After Wall Street Journal published a report highlighting third-party developers which were scanning through Gmail account, there has been some backlash from the Gmail users with concerns regarding their privacy and data security. To this report, Google replied that it conducts a vetting process for third-party developers before granting them access to integrate with Gmail.
The report said that Google “continues to let hundreds of outside software developers scan the inboxes of millions of Gmail users who signed up for email-based services offering shopping price comparisons, automated travel-itinerary planners or other tools.”
However, Google begs to differ in this regard as the tech giant has said that it respects users’ privacy and also that it allows full control to business as well as individual consumers regarding how their data is used.
Google highlighted that it has measures in place which allows it to vet the apps before they are published. The tech giant underscored that any app with access to Gmail is first put through scrutiny to check if the app follows security standards or not.
Google said keeping its stance “We strongly encourage you to review the permissions screen before granting access to any non-Google application.”
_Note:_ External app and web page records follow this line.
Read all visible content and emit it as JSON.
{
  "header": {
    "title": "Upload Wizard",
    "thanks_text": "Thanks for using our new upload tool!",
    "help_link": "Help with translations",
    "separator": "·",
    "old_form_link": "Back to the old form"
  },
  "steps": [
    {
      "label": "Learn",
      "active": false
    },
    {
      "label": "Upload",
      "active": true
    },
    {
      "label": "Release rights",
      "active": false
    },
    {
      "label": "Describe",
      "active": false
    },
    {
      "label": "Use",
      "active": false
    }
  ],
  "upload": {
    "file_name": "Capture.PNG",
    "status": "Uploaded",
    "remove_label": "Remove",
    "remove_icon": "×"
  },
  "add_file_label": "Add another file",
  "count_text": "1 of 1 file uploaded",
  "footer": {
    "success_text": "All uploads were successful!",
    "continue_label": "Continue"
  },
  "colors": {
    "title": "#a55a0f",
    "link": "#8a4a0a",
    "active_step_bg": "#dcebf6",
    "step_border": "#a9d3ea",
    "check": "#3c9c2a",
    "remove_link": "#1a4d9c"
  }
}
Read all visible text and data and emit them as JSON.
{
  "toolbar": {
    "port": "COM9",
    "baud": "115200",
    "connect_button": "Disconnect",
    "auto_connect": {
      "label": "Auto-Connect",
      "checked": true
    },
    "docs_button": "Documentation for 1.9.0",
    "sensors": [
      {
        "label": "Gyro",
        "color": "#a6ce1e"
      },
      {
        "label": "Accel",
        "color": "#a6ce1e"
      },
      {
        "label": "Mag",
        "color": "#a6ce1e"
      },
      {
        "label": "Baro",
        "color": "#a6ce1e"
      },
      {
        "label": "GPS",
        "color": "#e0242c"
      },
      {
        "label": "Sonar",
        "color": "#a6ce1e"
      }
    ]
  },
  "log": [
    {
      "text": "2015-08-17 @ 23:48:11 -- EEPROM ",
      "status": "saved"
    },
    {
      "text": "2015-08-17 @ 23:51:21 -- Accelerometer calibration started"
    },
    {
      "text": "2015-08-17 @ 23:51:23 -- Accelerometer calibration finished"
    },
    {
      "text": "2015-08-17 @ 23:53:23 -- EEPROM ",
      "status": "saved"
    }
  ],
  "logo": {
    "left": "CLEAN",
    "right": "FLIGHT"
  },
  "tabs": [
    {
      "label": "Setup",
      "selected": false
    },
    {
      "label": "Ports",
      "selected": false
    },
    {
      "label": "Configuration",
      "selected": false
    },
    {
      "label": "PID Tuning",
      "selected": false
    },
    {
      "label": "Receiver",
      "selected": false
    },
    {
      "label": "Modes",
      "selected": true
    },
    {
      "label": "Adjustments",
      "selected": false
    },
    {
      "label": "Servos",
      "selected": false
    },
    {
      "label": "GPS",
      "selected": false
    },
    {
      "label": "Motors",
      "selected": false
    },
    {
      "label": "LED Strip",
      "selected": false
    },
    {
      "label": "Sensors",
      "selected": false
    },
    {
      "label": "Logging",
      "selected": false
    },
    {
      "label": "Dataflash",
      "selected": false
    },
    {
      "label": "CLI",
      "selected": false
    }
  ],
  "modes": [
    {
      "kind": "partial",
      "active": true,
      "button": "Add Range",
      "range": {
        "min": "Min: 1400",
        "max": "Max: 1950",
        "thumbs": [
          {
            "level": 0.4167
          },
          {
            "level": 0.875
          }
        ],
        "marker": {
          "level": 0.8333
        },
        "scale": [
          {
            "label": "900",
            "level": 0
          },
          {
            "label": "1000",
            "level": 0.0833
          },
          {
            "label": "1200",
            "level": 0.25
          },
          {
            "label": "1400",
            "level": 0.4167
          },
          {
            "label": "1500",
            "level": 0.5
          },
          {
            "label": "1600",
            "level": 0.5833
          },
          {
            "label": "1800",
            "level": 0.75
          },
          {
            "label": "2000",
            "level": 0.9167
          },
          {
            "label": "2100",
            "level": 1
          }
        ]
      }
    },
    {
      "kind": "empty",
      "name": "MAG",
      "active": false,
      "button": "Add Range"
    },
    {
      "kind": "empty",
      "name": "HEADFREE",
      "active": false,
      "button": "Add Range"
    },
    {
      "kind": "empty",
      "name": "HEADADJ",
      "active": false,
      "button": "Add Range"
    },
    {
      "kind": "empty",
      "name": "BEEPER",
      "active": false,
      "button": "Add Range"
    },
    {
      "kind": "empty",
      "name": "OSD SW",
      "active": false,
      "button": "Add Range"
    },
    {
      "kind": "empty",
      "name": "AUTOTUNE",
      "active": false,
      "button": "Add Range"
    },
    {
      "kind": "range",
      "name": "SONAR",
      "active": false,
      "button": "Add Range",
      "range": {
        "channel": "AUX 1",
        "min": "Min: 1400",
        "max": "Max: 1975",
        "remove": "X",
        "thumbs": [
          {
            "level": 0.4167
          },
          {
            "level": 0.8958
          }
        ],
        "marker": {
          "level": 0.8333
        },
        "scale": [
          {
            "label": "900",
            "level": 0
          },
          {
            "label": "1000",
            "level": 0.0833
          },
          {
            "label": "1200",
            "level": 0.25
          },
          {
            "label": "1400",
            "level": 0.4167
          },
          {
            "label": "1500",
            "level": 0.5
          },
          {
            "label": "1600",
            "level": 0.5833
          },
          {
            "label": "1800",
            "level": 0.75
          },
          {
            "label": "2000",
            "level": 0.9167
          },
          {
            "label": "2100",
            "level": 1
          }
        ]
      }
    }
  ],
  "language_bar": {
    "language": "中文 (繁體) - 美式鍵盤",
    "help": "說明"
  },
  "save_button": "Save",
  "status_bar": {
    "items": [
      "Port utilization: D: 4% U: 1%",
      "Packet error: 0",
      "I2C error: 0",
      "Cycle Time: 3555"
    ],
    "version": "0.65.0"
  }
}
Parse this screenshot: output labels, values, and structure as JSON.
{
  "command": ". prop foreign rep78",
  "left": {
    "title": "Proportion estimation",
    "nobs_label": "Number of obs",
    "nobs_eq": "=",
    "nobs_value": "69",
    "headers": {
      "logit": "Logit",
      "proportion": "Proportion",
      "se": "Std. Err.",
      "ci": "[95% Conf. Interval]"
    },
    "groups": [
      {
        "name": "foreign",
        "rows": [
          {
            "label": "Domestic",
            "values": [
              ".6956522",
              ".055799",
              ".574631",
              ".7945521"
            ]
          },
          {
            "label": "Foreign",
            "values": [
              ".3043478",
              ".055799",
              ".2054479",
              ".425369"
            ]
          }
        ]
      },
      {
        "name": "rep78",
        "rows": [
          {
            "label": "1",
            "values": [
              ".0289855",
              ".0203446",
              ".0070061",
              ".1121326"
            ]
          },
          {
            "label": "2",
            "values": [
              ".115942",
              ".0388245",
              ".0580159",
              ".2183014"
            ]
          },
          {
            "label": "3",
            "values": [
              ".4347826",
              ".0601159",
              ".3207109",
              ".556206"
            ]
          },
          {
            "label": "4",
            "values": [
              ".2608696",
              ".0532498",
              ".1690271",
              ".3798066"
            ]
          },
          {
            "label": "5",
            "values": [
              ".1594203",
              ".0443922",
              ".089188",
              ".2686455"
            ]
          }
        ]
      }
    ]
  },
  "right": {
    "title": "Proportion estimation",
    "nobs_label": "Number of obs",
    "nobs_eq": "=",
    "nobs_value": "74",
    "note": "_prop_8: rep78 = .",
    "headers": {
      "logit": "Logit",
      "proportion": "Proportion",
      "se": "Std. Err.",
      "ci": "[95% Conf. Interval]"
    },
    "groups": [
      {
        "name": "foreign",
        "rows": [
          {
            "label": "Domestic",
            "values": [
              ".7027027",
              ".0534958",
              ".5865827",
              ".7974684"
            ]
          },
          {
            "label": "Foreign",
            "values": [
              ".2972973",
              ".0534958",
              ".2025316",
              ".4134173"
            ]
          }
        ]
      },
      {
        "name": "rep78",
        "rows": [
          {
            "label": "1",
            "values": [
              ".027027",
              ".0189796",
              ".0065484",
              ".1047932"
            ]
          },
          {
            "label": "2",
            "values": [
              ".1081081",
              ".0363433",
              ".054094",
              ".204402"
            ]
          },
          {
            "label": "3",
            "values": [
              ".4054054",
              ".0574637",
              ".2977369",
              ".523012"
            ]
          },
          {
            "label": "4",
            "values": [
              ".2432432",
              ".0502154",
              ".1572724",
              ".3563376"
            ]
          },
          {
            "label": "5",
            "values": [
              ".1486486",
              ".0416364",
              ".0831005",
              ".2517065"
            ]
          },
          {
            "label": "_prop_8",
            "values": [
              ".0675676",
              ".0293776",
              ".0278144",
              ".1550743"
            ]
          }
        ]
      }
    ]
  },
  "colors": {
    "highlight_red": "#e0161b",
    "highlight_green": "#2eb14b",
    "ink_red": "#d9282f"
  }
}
Frey also did not stand back while defending the company as she further added “We do not process email content to serve ads, and we are not compensated by developers for API access. Gmail’s primary business model is to sell our paid email service to organisations as a part of G Suite.”
Google clarified that the phrase ‘automatic processing’ has caused some unnecessary unrest in the community with people misunderstanding it as Google ‘reading’ the mails. However, Frey said, “To be absolutely clear: no one at Google reads your Gmail, except in very specific cases where you ask us to and give consent, or where we need to for security purposes, such as investigating a bug or abuse.”
It is noteworthy that in 2017 only Google has highlighted that it would stop scanning through the users’ mail to monetise the information. Gmail, Google’s prodigy email client has 1.4 billion users globally, a number which no other email client has been able to boast.
Arpit spends his day closely following the telecom and tech industry. A music connoisseur and a night owl, he also takes a deep interest in the Indian technology start-up scene and spends rest of his time spilling poetry and stories on paper.